Prompt :: The word "credit" marks the lines to report; pull each of them from the listing.

START Data for this exercise

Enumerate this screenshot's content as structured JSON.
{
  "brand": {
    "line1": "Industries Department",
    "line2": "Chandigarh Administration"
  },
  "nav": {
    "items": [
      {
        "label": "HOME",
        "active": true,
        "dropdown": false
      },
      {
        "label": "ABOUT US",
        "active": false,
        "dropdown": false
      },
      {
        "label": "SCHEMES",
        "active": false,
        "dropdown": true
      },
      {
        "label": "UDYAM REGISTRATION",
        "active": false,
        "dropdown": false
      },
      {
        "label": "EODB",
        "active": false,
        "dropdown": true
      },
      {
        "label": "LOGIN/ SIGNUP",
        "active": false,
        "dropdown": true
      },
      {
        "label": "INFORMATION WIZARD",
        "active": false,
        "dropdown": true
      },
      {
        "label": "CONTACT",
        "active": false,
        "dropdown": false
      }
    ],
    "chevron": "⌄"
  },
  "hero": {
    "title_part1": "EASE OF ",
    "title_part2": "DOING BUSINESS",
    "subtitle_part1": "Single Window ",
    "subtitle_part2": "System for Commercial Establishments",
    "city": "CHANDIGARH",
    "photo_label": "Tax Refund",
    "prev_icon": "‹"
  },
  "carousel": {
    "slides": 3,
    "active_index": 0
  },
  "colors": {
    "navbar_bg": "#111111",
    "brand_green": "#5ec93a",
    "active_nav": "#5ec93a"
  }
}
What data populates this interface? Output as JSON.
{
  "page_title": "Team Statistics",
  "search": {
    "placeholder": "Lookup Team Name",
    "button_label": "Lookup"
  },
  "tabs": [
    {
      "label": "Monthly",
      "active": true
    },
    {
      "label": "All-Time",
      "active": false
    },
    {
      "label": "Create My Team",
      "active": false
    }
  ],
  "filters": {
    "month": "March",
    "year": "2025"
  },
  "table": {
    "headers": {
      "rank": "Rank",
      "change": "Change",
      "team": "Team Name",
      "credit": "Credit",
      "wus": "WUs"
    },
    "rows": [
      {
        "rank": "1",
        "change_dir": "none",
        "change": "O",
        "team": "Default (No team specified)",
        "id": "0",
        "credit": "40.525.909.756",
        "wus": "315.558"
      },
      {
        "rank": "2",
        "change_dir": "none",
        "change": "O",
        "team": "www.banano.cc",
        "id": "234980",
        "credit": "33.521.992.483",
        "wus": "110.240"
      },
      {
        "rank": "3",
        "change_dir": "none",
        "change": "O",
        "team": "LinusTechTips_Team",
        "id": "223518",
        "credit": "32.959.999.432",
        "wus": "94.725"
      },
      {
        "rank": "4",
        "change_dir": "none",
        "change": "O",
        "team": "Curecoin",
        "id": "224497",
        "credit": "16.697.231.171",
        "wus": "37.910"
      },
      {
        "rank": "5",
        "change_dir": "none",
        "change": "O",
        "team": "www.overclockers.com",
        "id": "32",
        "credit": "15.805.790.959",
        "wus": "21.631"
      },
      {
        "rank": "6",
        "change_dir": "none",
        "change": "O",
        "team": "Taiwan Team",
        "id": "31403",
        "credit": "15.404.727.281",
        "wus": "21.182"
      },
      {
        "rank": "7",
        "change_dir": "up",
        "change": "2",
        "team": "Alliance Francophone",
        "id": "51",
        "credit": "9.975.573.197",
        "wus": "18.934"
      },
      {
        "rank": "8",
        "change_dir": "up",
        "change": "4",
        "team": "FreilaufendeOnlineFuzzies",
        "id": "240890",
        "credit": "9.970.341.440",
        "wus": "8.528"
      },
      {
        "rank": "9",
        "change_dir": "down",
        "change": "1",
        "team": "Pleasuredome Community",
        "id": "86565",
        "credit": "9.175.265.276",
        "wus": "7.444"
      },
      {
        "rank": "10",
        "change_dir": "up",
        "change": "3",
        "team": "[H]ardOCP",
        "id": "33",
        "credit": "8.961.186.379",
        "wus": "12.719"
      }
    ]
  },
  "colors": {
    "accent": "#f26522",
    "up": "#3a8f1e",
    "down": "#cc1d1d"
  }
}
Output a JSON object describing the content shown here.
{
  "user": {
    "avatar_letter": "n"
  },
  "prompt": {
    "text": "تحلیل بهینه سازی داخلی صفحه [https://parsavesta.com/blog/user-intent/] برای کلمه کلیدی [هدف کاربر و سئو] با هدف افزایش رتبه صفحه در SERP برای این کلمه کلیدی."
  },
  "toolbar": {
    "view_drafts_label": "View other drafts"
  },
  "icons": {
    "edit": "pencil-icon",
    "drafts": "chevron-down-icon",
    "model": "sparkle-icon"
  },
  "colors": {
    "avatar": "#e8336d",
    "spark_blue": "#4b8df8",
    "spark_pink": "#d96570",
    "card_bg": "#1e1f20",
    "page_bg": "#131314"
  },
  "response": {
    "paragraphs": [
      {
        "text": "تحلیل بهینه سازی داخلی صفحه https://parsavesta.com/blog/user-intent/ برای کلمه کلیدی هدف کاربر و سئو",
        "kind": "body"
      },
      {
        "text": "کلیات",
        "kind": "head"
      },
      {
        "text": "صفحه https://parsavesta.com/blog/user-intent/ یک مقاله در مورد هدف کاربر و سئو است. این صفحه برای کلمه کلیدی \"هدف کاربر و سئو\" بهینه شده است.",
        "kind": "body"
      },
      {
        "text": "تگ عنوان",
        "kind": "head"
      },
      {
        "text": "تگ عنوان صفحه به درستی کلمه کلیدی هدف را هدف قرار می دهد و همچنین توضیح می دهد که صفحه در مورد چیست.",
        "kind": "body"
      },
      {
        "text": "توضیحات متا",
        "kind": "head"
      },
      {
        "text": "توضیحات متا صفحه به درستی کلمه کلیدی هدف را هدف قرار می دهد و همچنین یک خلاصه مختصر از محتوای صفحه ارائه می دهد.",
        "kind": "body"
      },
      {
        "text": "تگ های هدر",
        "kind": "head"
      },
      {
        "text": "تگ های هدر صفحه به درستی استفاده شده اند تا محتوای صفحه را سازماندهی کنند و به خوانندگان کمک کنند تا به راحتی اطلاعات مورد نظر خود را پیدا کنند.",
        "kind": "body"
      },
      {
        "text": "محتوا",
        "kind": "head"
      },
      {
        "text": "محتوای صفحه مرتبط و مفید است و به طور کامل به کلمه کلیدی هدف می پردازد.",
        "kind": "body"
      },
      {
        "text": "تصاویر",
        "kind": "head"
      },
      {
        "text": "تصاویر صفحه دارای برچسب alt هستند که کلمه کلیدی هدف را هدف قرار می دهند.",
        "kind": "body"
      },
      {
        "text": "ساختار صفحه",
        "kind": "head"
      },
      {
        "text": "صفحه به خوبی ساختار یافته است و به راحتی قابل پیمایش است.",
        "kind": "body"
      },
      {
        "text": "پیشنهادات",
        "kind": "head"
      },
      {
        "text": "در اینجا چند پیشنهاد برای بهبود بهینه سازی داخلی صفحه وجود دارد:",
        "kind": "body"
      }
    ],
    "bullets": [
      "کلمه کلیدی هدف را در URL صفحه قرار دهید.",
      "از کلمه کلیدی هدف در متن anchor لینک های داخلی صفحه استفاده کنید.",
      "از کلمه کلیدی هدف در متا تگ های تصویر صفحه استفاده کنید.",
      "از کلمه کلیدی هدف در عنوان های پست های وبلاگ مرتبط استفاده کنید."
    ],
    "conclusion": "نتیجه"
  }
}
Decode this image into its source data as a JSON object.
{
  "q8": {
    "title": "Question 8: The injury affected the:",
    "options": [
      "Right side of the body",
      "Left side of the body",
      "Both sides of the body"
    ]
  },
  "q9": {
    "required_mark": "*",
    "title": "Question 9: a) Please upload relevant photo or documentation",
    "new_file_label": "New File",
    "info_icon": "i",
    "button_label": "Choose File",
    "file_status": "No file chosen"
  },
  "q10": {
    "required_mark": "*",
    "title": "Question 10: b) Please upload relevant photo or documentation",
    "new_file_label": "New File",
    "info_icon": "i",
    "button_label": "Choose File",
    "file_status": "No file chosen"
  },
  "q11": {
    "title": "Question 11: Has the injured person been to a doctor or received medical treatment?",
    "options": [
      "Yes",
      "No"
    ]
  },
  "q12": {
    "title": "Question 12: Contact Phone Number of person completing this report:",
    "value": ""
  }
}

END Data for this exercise

Solution below ::
      "credit": "Credit",
        "credit": "40.525.909.756",
        "credit": "33.521.992.483",
        "credit": "32.959.999.432",
        "credit": "16.697.231.171",
        "credit": "15.805.790.959",
        "credit": "15.404.727.281",
        "credit": "9.975.573.197",
        "credit": "9.970.341.440",
        "credit": "9.175.265.276",
        "credit": "8.961.186.379",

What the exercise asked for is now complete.